- Problem description:
Return all lines of the listing below that carry the word "icon".

================================

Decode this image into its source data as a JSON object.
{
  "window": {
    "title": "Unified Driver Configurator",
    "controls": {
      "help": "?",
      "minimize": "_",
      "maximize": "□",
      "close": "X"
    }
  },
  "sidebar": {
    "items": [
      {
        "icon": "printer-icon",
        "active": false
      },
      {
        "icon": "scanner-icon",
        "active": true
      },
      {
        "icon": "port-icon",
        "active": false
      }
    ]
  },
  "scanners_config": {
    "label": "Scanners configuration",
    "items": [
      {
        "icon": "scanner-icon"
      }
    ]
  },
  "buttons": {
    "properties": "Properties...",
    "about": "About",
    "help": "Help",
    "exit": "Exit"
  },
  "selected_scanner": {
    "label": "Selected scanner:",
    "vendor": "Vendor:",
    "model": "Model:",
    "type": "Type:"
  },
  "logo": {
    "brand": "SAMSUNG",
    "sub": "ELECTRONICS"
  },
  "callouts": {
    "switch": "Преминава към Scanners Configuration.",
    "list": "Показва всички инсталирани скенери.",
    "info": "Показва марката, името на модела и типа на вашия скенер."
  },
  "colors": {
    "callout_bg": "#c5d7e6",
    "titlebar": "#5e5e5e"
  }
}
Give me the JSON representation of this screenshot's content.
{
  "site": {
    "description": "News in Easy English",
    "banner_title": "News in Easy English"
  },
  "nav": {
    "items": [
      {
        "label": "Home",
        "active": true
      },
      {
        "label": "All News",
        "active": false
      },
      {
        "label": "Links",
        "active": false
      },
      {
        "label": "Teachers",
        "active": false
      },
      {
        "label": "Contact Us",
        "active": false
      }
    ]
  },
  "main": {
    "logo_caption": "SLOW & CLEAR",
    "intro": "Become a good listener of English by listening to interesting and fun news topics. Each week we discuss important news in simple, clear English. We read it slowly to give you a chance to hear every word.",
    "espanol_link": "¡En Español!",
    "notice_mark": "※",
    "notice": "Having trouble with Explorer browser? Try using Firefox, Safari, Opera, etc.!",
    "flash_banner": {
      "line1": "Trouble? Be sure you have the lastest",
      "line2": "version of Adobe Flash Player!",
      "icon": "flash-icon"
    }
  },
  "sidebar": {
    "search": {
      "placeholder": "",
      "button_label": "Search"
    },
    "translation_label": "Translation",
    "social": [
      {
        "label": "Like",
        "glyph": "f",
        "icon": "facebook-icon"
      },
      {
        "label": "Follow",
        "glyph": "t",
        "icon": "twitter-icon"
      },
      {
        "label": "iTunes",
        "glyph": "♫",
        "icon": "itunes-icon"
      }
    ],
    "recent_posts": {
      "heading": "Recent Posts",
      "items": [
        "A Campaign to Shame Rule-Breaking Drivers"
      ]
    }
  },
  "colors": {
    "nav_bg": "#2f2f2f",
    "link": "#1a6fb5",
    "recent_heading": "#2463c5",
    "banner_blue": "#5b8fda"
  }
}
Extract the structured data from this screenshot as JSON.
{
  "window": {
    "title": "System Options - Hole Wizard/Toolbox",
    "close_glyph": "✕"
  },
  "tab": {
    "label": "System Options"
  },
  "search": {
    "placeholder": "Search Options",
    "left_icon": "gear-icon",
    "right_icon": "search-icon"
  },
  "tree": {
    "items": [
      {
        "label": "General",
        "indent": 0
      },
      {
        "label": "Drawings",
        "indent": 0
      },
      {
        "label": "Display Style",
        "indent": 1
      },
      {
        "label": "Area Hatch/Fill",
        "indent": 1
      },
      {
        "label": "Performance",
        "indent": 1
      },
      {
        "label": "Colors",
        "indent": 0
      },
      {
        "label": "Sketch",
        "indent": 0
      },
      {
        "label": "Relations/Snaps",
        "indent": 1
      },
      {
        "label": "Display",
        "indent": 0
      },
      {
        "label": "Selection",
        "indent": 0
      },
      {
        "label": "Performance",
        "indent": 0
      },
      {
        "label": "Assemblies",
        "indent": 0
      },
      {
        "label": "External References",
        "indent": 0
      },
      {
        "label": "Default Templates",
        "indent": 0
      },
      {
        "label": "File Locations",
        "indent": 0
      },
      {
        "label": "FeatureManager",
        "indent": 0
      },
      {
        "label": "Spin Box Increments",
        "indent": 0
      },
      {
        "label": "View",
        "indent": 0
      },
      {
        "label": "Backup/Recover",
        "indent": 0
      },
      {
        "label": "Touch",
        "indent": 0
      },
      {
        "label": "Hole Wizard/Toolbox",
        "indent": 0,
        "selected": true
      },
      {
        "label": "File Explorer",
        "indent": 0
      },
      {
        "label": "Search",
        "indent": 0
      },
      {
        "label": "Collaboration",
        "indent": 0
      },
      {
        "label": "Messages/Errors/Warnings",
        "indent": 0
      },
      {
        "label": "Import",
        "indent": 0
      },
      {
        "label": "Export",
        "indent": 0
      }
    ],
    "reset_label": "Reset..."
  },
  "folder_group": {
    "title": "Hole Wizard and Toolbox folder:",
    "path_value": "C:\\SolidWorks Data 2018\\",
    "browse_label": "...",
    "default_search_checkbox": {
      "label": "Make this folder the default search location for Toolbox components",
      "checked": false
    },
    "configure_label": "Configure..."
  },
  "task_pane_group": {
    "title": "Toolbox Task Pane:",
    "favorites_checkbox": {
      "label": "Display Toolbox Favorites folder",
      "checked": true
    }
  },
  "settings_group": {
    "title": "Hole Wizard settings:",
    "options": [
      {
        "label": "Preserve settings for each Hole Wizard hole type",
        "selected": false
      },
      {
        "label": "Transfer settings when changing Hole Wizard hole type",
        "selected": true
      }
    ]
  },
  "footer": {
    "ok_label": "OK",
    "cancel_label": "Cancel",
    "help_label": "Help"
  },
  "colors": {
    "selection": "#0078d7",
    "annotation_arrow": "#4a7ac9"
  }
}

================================

- Result of the exercise:
        "icon": "printer-icon",
        "icon": "scanner-icon",
        "icon": "port-icon",
        "icon": "scanner-icon"
      "icon": "flash-icon"
        "icon": "facebook-icon"
        "icon": "twitter-icon"
        "icon": "itunes-icon"
    "left_icon": "gear-icon",
    "right_icon": "search-icon"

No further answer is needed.